Firstly, filter coffee is simply coffee that is made via some sort of filtration method. Most of the time, that is a paper filter that filters out the coffee grounds from the water that has dissolved the coffee flavours. We know that we must have hot water (typically) in order to extract these flavours quickly, so really filter coffee is just about pouring hot water + coffee over a filter...easy! But there's various devices that can make a filter coffee, each producing a slightly different taste.
Filter coffee method 1: pour over coffee
Pour over coffee is really how it sounds, water pouring over ground coffee. Tools that allow you to do this are mostly funnels shaped to maximise your pouring surface, and carry the brewed coffee into the chamber below. There are a few pour over devices on the market, with each giving slightly different flavours from their different shapes and filter paper/parchment types.
Pour over coffee can be a little finicky. You'll need to get the right kind of kettle to gently pour water as a thin stream over the coffee, making sure you avoid making any holes in the coffee bed. This also means getting water of the right temperature too.

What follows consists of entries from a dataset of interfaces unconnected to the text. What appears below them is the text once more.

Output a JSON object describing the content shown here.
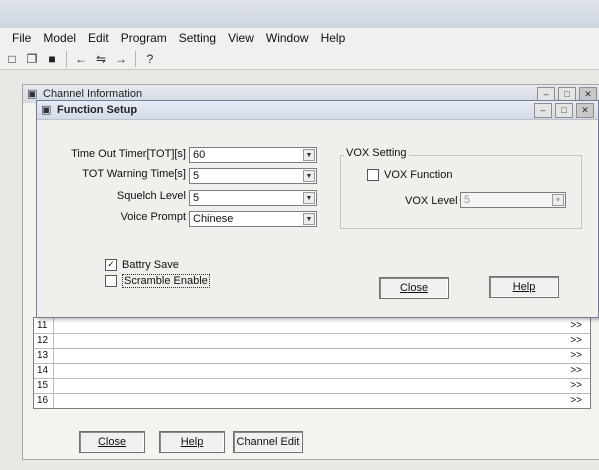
{
  "menu": [
    "File",
    "Model",
    "Edit",
    "Program",
    "Setting",
    "View",
    "Window",
    "Help"
  ],
  "toolbar": {
    "icons": [
      "new-file-icon",
      "open-folder-icon",
      "save-icon",
      "back-arrow-icon",
      "read-radio-icon",
      "forward-arrow-icon",
      "help-icon"
    ],
    "glyphs": [
      "□",
      "❐",
      "■",
      "←",
      "⇋",
      "→",
      "?"
    ]
  },
  "channel_window": {
    "title": "Channel Information",
    "window_buttons": [
      "–",
      "□",
      "✕"
    ],
    "rows": [
      {
        "num": "11",
        "arrow": ">>"
      },
      {
        "num": "12",
        "arrow": ">>"
      },
      {
        "num": "13",
        "arrow": ">>"
      },
      {
        "num": "14",
        "arrow": ">>"
      },
      {
        "num": "15",
        "arrow": ">>"
      },
      {
        "num": "16",
        "arrow": ">>"
      }
    ],
    "buttons": {
      "close": "Close",
      "help": "Help",
      "channel_edit": "Channel Edit"
    }
  },
  "function_setup": {
    "title": "Function Setup",
    "window_buttons": [
      "–",
      "□",
      "✕"
    ],
    "fields": {
      "tot": {
        "label": "Time Out Timer[TOT][s]",
        "value": "60"
      },
      "tot_warning": {
        "label": "TOT Warning Time[s]",
        "value": "5"
      },
      "squelch": {
        "label": "Squelch Level",
        "value": "5"
      },
      "voice_prompt": {
        "label": "Voice Prompt",
        "value": "Chinese"
      }
    },
    "checkboxes": {
      "battery_save": {
        "label": "Battry Save",
        "checked_mark": "✓"
      },
      "scramble": {
        "label": "Scramble Enable"
      }
    },
    "vox": {
      "group_label": "VOX Setting",
      "function_label": "VOX Function",
      "level_label": "VOX Level",
      "level_value": "5"
    },
    "buttons": {
      "close": "Close",
      "help": "Help"
    }
  },
  "glyphs": {
    "window_icon": "▣",
    "dropdown": "▼"
  }
}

pictured above: the V60 pour over device: a conical funnel (held with a stand) with filter paper and coffee inside.
Another key player in the pour over market is the chemex. This is like the V60, except it's made with a glass 'funnel' rather than plastic you see above. The Chemex also uses thicker filter 'parchment' which filters out more of the coffee to produce a cleaner and lighter brew.
Pictured above: the Chemex, a glass pour over device for making pour over coffee, featuring the filter parchment.

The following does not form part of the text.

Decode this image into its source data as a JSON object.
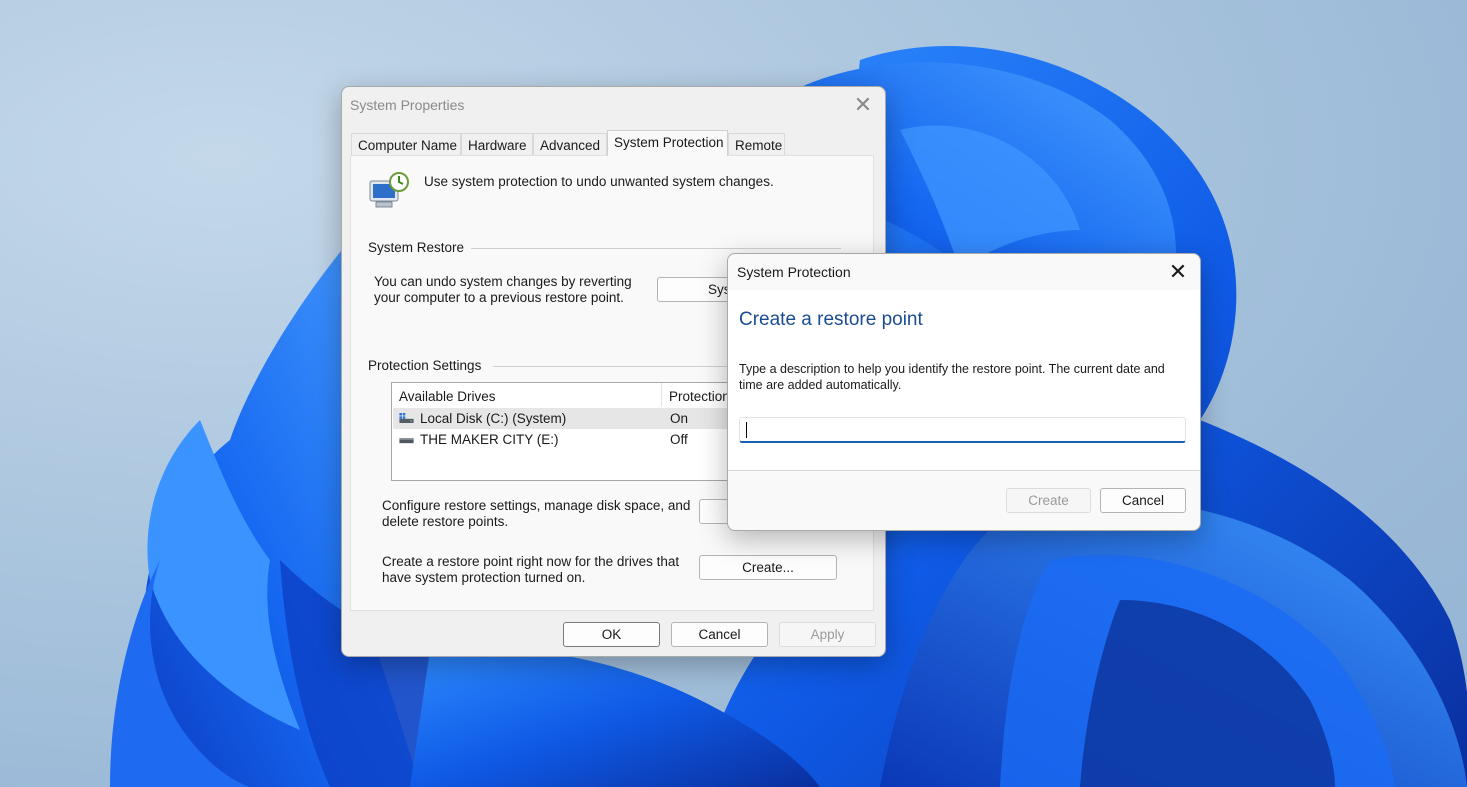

Filter coffee method 2: the Aeropress
This is some of the finest innovation we've ever seen in this next piece of kit! This syringe shaped device is made to filter coffee using pressure. This is way, the oils of the coffee are better extracted, adding to a thicker taste of the coffee. Coffee brewed with an Aeropress appears darker in colour and is more heavy in flavour from this method. The filtrate (containing the brewed coffee) is removed from the Aeropress into the serving method by pushing the plunger, until all of the liquid is extracted.

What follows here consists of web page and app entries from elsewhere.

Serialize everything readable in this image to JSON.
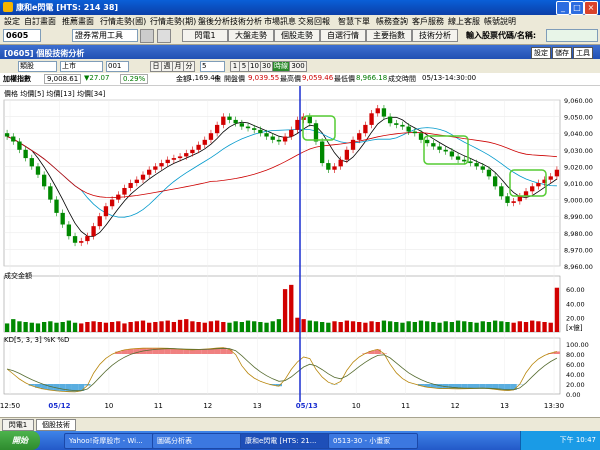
{
  "window": {
    "title": "康和e閃電 [HTS: 214 38]"
  },
  "menu": [
    "設定",
    "自訂畫面",
    "推薦畫面",
    "行情走勢(國)",
    "行情走勢(期)",
    "盤後分析",
    "技術分析",
    "市場訊息",
    "交易回報",
    "智慧下單",
    "帳務查詢",
    "客戶服務",
    "線上客服",
    "帳號說明"
  ],
  "toolbar": {
    "code": "0605",
    "tool_select": "證券常用工具",
    "buttons": [
      "閃電1",
      "大盤走勢",
      "個股走勢",
      "自選行情",
      "主要指數",
      "技術分析"
    ],
    "search_label": "輸入股票代碼/名稱:"
  },
  "subwindow": {
    "title": "[0605] 個股技術分析",
    "buttons": [
      "設定",
      "儲存",
      "工具"
    ]
  },
  "controls": {
    "category": "類股",
    "market": "上市",
    "code": "001",
    "periods": [
      "日",
      "週",
      "月",
      "分"
    ],
    "minute": "5",
    "intervals": [
      "1",
      "5",
      "10",
      "30"
    ],
    "mode": "時線",
    "count": "300"
  },
  "info": {
    "name": "加權指數",
    "price": "9,008.61",
    "change": "▼27.07",
    "change_pct": "0.29%",
    "amount_label": "金額",
    "amount": "1,169.44",
    "amount_unit": "億",
    "open_label": "開盤價",
    "open": "9,039.55",
    "high_label": "最高價",
    "high": "9,059.46",
    "low_label": "最低價",
    "low": "8,966.18",
    "time_label": "成交時間",
    "time": "05/13-14:30:00"
  },
  "panels": {
    "price_label": "價格 均價[5] 均價[13] 均價[34]",
    "volume_label": "成交金額",
    "volume_unit": "[x億]",
    "kd_label": "KD[5, 3, 3] %K %D"
  },
  "chart_data": {
    "type": "candlestick",
    "price_axis": {
      "ticks": [
        "9,060.00",
        "9,050.00",
        "9,040.00",
        "9,030.00",
        "9,020.00",
        "9,010.00",
        "9,000.00",
        "8,990.00",
        "8,980.00",
        "8,970.00",
        "8,960.00"
      ],
      "ylim": [
        8960,
        9060
      ]
    },
    "volume_axis": {
      "ticks": [
        "60.00",
        "40.00",
        "20.00"
      ],
      "ylim": [
        0,
        70
      ]
    },
    "kd_axis": {
      "ticks": [
        "100.00",
        "80.00",
        "60.00",
        "40.00",
        "20.00",
        "0.00"
      ],
      "ylim": [
        0,
        100
      ]
    },
    "x_labels": [
      "12:50",
      "05/12",
      "10",
      "11",
      "12",
      "13",
      "05/13",
      "10",
      "11",
      "12",
      "13",
      "13:30"
    ],
    "series": [
      {
        "name": "均價[5]",
        "color": "#000000"
      },
      {
        "name": "均價[13]",
        "color": "#0099cc"
      },
      {
        "name": "均價[34]",
        "color": "#cc0000"
      }
    ],
    "close": [
      9038,
      9035,
      9030,
      9025,
      9020,
      9015,
      9008,
      9000,
      8992,
      8985,
      8978,
      8974,
      8975,
      8978,
      8984,
      8990,
      8996,
      9000,
      9003,
      9007,
      9010,
      9012,
      9015,
      9018,
      9020,
      9022,
      9024,
      9025,
      9026,
      9028,
      9030,
      9033,
      9036,
      9040,
      9045,
      9050,
      9048,
      9046,
      9044,
      9043,
      9042,
      9040,
      9038,
      9036,
      9035,
      9038,
      9042,
      9048,
      9050,
      9046,
      9035,
      9022,
      9018,
      9020,
      9024,
      9030,
      9036,
      9040,
      9045,
      9052,
      9055,
      9050,
      9046,
      9045,
      9044,
      9041,
      9040,
      9036,
      9034,
      9032,
      9030,
      9029,
      9026,
      9024,
      9023,
      9022,
      9020,
      9018,
      9014,
      9008,
      9002,
      8998,
      8999,
      9002,
      9005,
      9008,
      9010,
      9012,
      9014,
      9018
    ],
    "volume": [
      12,
      18,
      15,
      14,
      13,
      12,
      14,
      15,
      13,
      14,
      16,
      13,
      12,
      14,
      15,
      14,
      13,
      14,
      15,
      12,
      14,
      15,
      16,
      13,
      14,
      15,
      16,
      14,
      17,
      18,
      15,
      14,
      13,
      15,
      16,
      14,
      13,
      15,
      14,
      16,
      15,
      14,
      13,
      15,
      18,
      60,
      66,
      20,
      18,
      16,
      15,
      14,
      13,
      15,
      14,
      16,
      15,
      14,
      13,
      15,
      14,
      16,
      15,
      14,
      13,
      15,
      14,
      16,
      15,
      14,
      13,
      15,
      14,
      16,
      15,
      14,
      13,
      15,
      14,
      16,
      15,
      14,
      13,
      15,
      14,
      16,
      15,
      14,
      13,
      62
    ]
  },
  "tabs": [
    "閃電1",
    "個股技術"
  ],
  "taskbar": {
    "start": "開始",
    "tasks": [
      "Yahoo!奇摩股市 - Wi...",
      "圖碼分析表",
      "康和e閃電 [HTS: 21...",
      "0513-30 - 小畫家"
    ],
    "clock": "下午 10:47"
  }
}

Pictured above, an Aeropress coffee being prepared.
Aeropresses are great for those wanting to get more into their filter coffee. You don't need any fancy kettles or pouring techniques, you simply add the water to your coffee, add the plunger and press out! Super useful for on the go brewing on camping trips and vacations too!
Drip Coffee (Batch Brews)
You'll see this coffee often being made as "Batch Brews" in cafés. This is filter coffee brewed with a filter coffee machine (also termed "drip coffee machine"). This method of brewing filter coffee is easy to set up, but it can be hard to keep these machines clean and that often impacts the taste very quickly. You'll also find that the machines often produce larger quantities of brewed coffee, which can be great for offices and cafés but might be a little too much coffee at home!
Pictured above: the mighty Moccamaster filter coffee maker
But being so simple to use, these are really great for the casual filter coffee drinker. We're thankful for our Moccamaster's service in our Melbourne store and the many batchies it provides! These are super useful as well as they keep the coffee hot for a while. Whilst they don't extract as much flavour as hand brewing methods like pour overs and Aeropresses, these are so convenient to switch on when you're half asleep in the early morning.
Which one is your favourite when it comes to filter brewing?